Exercise description. Print all the records below exactly as they stand, but leave out the pictures.

··· Extracted records

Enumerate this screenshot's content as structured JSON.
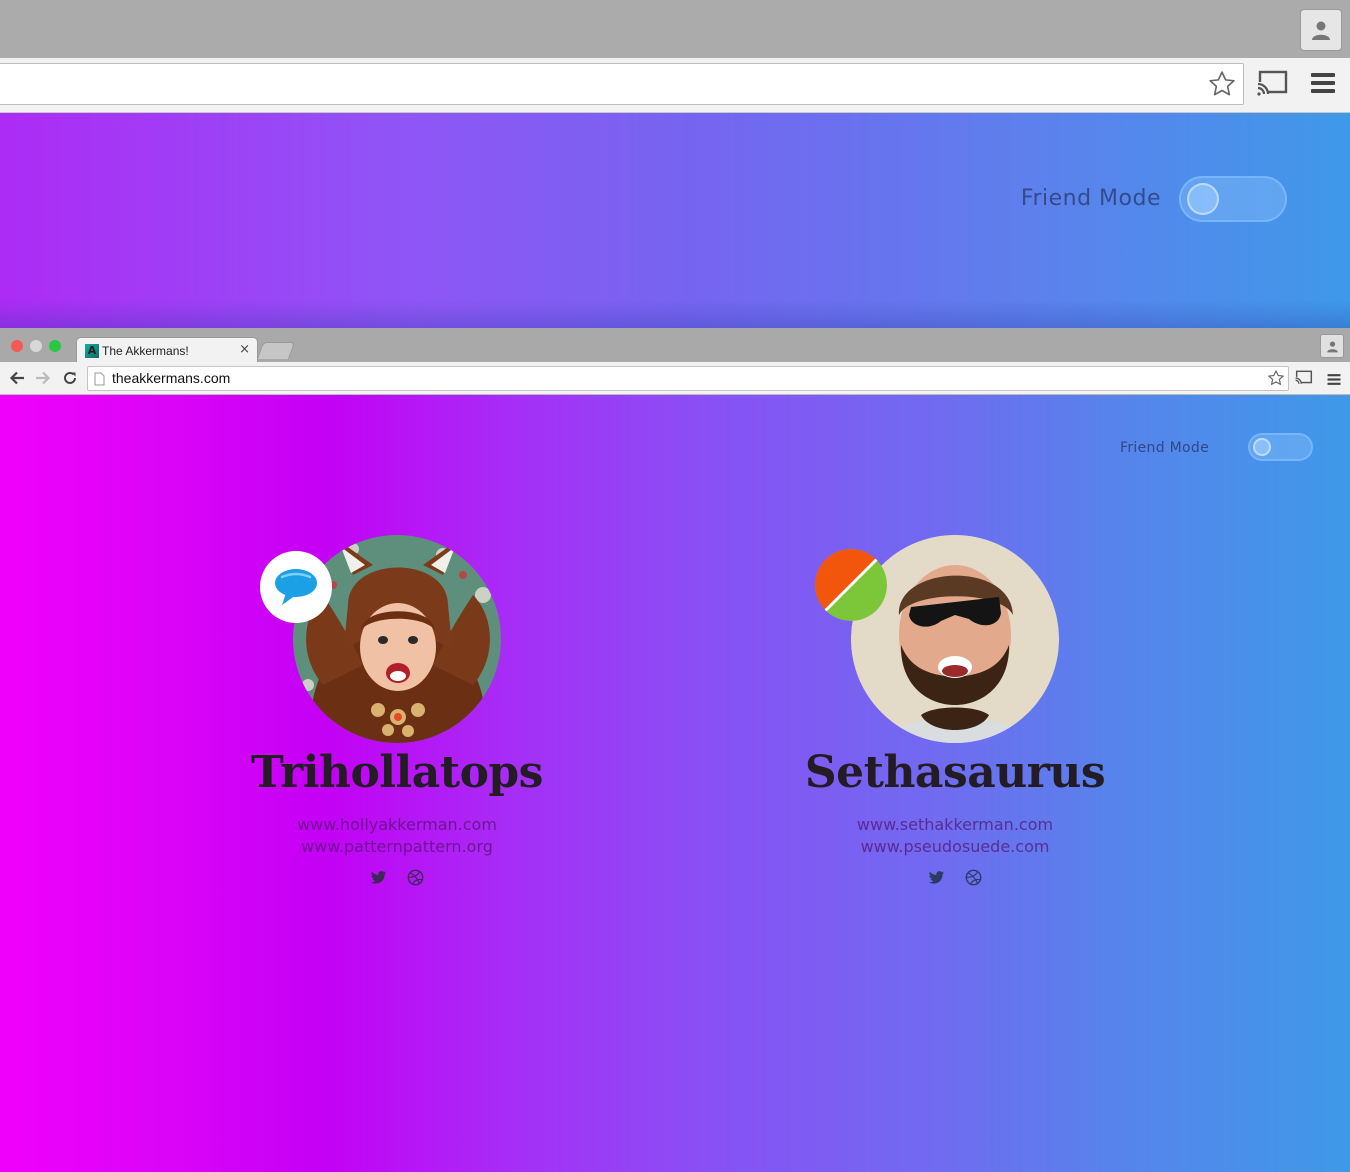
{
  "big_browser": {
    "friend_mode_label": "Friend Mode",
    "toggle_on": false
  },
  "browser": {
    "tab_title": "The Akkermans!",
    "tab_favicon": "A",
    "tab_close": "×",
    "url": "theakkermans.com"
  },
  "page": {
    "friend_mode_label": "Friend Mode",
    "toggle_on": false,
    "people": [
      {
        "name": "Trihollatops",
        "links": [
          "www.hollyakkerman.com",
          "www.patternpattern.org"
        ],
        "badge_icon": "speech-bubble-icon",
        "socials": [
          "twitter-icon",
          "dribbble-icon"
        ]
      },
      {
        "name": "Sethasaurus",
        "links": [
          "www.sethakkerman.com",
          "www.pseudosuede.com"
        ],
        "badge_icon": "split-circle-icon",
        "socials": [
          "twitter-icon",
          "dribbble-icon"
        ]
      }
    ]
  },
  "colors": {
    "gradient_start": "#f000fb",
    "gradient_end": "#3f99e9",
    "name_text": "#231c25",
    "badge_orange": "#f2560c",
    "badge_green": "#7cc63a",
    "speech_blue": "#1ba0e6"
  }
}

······

Exercise result.
Enumerate this screenshot's content as structured JSON.
{
  "big_browser": {
    "friend_mode_label": "Friend Mode",
    "toggle_on": false
  },
  "browser": {
    "tab_title": "The Akkermans!",
    "tab_favicon": "A",
    "tab_close": "×",
    "url": "theakkermans.com"
  },
  "page": {
    "friend_mode_label": "Friend Mode",
    "toggle_on": false,
    "people": [
      {
        "name": "Trihollatops",
        "links": [
          "www.hollyakkerman.com",
          "www.patternpattern.org"
        ],
        "badge_icon": "speech-bubble-icon",
        "socials": [
          "twitter-icon",
          "dribbble-icon"
        ]
      },
      {
        "name": "Sethasaurus",
        "links": [
          "www.sethakkerman.com",
          "www.pseudosuede.com"
        ],
        "badge_icon": "split-circle-icon",
        "socials": [
          "twitter-icon",
          "dribbble-icon"
        ]
      }
    ]
  },
  "colors": {
    "gradient_start": "#f000fb",
    "gradient_end": "#3f99e9",
    "name_text": "#231c25",
    "badge_orange": "#f2560c",
    "badge_green": "#7cc63a",
    "speech_blue": "#1ba0e6"
  }
}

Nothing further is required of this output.